I just returned from a private preview midnight screening of Rob Zombie’s remake of John Carpenter’s horror classic Halloween, scheduled to open tomorrow, August 31. I’d have been better off getting the sleep that I missed. If you came here looking for details of the film itself, I apologize. But I’m sure there are literally hundreds of reviews out there to let you know the basic plot line and who plays whom in the film. Instead, I’m going to lay out exactly why Rob Zombie should not be allowed anywhere near another horror classic.
For those who haven’t heard (somehow), Rob Zombie has remade the film that redefined horror in 1978. Unfortunately, it resembles the original only in names; the film’s the characters’ and the locations. In all other ways it draws too heavily on the same template that Zombie followed in his previous films, House of 1000 Corpses and The Devil’s Rejects. Namely, people with bad childhoods grow up to be thugs who kill people in bloody, gory ways. Despite Zombie’s repeated assertions that he’s a fan of the original and his acknowledgment that it is a classic and Michael Myers is a horror icon, the new film shows zero awareness of why this is the case.
Michael Myers was not a “slasher” or “psycho killer” he wasn’t even human. Come on, Rob, it’s right there in the scripts – both the original and your remake. Dr. Loomis regularly tells those around him that Michael “isn’t a man” and that he’s “purely and simply… evil“. There’s a reason that horror fandom refers to the lead character of 1978’s Halloween as “The Shape” more often then as “Michael Myers”. It’s because the human child that was Michael Myers was, indeed, the first victim of “the shape”, well before horror came to the small town of Haddonfield, Illinois.

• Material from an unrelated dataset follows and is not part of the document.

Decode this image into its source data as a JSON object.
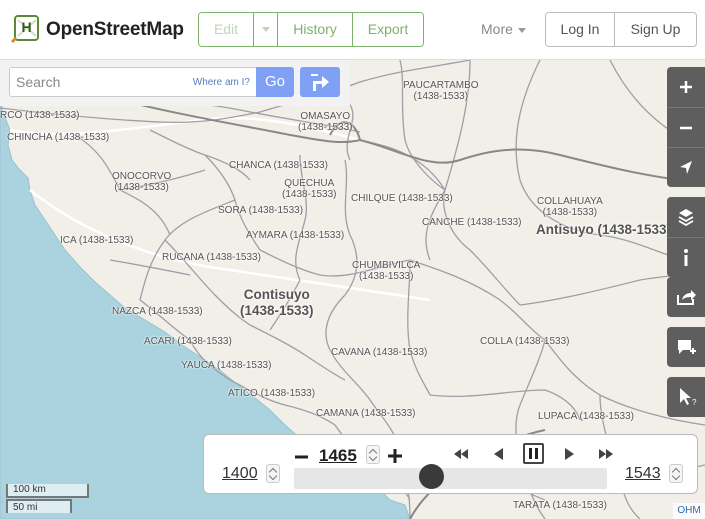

The Shape was frightening because it was an inhuman killing machine slashing its way mercilessly through anyone and anything that attempted to slow its inexorable path. The Shape was not only devoid of reason and compassion, but also of any sense of urgency or concern. It knew it would prevail and acted accordingly, thus showing us, the audience, that it would prevail regardless of the struggles and frantic actions or pleadings of the mere humans it encountered. Zombie’s Michael Myers is just another (over sized) thug out to kill whoever’s handy. He thinks, acts and moves like any other mundane, though crazy, killer: plotting and planning instead of inherently being in the right place to slaughter the (not so) innocent; chasing his victims rather than following, fully aware that he will reach them before they reach any sort of safety; struggling through obstacles as opposed to merely passing through them unharmed and without losing momentum.
But, The Shape isn’t the only thing that made John Carpenter’s film a horror classic. Laurie Strode (Jamie Lee Curtis) wasn’t just any ordinary sexy babysitter. She was a fighter. Despite the fear and confusion induced by having The Shape bust into the house where she’s babysitting on Halloween, she still manages to fight back. And to do so valiantly and effectively as well. As the audiences representative on the screen she gives us a “good guy” to cheer for. Zombie’s Laurie Strode (Scout Taylor-Compton) has almost zero fight. Instead acting as the wimp that Zombie seems to think all “good guys” are. There is no one to cheer for in this film but Michael Myers.
Some of these things were to be expected, but Zombie isn’t done letting us down. One would think that the combination of a famous musician and the second greatest horror music of all time (Psycho stills beats it out) would mean that at least the soundtrack would be put to good use. Instead, Zombie wastes John Carpenter’s famous music in irrelevant scenes. Instead covering the “suspenseful” parts of the film with overloud, distracting garbage (for the record, I am a fan of Zombie’s albums). Speaking of suspense, this film has none. Every horrific move is telegraphed far enough in advance that it’s amazing Michael manages to kill anyone at all. There is only a single moment in the entire film which may startle some members of the audience, and that’s probably a result of an editor with genuine horror experience rather than any direction on Zombie’s part. There is, however: plenty of blood to turn the audience’s collective stomach; a rape scene thrown in for no apparent reason other than Rob Zombie seems to insist on (at least) one being in all of his films; and no small amount of nudity for those who think breasts are one of the top three reasons to watch horror films.
If you have any desire to see anything related to John Carpenter’s Halloween, then do yourself a favor and rent the original. But if you’re looking for the next installment of The Devil’s Rejects, then this just may be your film.